A Closer Look at Taxes on Winnings

When it comes to winnings from gambling, tax laws vary from country to country, especially in the area of online casino gambling, which is still largely unregulated. Some countries make a distinction between casual winnings and income made from professional gambling. While these are obviously very different, it is hard to draw a line between them.

How Winnings are Taxed in Canada

In Canada, the tax law defines taxable winnings as income from a source. The problem is that there is no easy determinant in place for establishing where, when, and how this phrase should be understood. Most people in Canada will never owe tax on their online casino winnings in terms of the practical application of this law. Gambling winnings are considered windfalls, and so are exempt from taxation.

The vagueness increases, however, for those who make a good-sized portion of their income from online and mobile casino gambling, which is very often true for pro poker players. If someone is consistently making a profit from gambling and spends a large amount of their time doing so, it could quite rightly be claimed that they are running a business, which would make the winnings taxable. It has also been asserted that, in order for gambling winnings to be taxed there needs to be evidence that they were accrued as a result of more than just a lucky streak, and that the gambler is using a workable system to minimise risk and optimise profit.

Reasonable Expectations of Taxation

In order to address the question of whether or not gambling should be considered a type of income or business, the Supreme Court in Canada has ruled that those players need to have a reasonable expectation of making a profit, or the pursuit of profit. This requirement needs to be met to decide whether the losses from a business can be deducted or not. If this expectation is met, then taxes must be paid on winnings, because losses are being claimed against.

The application of the theory of a player pursuing profit means that players can be seen as running a business, and the money they bet becomes an investment. Should this end in a loss, this can be used to offset the tax money owed. However, when gambling is a personal pastime, it’s difficult to prove that profit is being pursued. Players are thus exempt from taxation if they are able to prove that the Canadian online casino games they spend time enjoying are purely for fun.

Examples of the Ambiguity of Tax Law

A case that illustrates the problem regarding taxation on winnings in Canada is that of the Leblanc brothers. They played sports lotteries in Ontario and Quebec, and frequently enjoyed big wins. They also spent a lot of money pursuing this pastime, and developed a system for analysing bets and also negotiated a discount on ticket prices for bulk buys. Canada treated the brothers’ activities like a business, as it was operating with the intention of generating profit.
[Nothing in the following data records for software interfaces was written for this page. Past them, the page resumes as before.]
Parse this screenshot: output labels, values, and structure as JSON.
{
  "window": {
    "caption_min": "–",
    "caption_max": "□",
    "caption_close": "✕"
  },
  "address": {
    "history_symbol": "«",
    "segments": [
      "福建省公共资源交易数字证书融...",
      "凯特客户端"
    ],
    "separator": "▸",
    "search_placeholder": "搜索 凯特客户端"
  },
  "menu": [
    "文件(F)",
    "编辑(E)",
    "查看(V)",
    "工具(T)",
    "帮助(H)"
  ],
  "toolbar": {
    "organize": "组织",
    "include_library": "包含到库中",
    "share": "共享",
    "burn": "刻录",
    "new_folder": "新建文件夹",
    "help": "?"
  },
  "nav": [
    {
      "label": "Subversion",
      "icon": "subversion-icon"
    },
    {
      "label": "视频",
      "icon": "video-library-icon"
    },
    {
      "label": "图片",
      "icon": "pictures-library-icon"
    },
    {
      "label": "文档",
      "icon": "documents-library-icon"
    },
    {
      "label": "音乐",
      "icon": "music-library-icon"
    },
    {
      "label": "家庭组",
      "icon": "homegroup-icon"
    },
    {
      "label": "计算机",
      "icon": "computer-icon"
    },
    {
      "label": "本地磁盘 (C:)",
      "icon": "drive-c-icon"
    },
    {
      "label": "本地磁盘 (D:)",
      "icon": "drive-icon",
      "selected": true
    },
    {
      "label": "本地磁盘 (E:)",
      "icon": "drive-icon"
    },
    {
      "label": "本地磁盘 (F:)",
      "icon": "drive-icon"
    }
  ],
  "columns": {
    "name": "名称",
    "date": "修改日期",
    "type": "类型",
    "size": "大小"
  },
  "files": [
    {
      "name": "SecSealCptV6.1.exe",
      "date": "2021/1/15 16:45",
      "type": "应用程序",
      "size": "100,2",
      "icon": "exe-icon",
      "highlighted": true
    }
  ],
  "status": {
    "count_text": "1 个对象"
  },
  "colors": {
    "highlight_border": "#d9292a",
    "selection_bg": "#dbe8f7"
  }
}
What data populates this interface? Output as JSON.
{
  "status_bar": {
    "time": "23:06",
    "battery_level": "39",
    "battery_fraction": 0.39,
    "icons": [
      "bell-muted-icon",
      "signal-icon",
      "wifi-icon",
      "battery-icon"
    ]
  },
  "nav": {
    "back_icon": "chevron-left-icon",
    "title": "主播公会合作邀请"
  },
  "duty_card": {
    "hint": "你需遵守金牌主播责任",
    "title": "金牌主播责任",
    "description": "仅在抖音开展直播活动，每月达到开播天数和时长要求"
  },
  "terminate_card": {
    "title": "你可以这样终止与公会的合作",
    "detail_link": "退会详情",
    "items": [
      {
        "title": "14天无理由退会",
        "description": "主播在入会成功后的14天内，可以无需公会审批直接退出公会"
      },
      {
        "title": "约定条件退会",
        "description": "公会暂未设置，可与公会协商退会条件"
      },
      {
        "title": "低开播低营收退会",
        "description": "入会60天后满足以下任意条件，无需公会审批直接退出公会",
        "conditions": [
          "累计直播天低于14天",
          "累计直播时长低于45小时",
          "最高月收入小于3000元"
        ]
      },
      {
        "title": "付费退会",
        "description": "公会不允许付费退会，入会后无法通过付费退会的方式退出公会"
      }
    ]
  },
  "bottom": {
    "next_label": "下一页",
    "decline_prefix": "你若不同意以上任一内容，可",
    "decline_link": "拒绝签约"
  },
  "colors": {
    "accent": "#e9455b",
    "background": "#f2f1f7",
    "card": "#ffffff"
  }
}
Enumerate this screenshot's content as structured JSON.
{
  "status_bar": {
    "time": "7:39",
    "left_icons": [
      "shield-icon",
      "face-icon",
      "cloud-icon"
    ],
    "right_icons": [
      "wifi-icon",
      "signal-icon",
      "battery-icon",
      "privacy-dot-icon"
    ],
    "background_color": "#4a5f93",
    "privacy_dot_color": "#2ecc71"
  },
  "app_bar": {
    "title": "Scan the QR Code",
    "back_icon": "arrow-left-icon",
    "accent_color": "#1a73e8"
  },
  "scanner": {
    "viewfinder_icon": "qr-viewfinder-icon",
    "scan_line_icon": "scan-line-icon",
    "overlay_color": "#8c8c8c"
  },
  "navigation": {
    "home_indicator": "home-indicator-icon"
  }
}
Steven Cohen, on the other hand, was not able to garner this classification. In 2011 he wanted to claim losses from Poker play, stating that he was a full-time player and this made him a business. The court did not agree, asserting that there was an element of personal consumption to his gambling, and he was not able to get any kind of tax deduction on the money he had lost.

Laws Open to Interpretation

In Canada there is no established framework for analysing gambling income and losses in terms of taxability, so you can enjoy playing at an online casino with peace of mind. If you are headed to pro status, however, seek out guidance to determine if any of your winnings are taxable and to see if you qualify for deductions.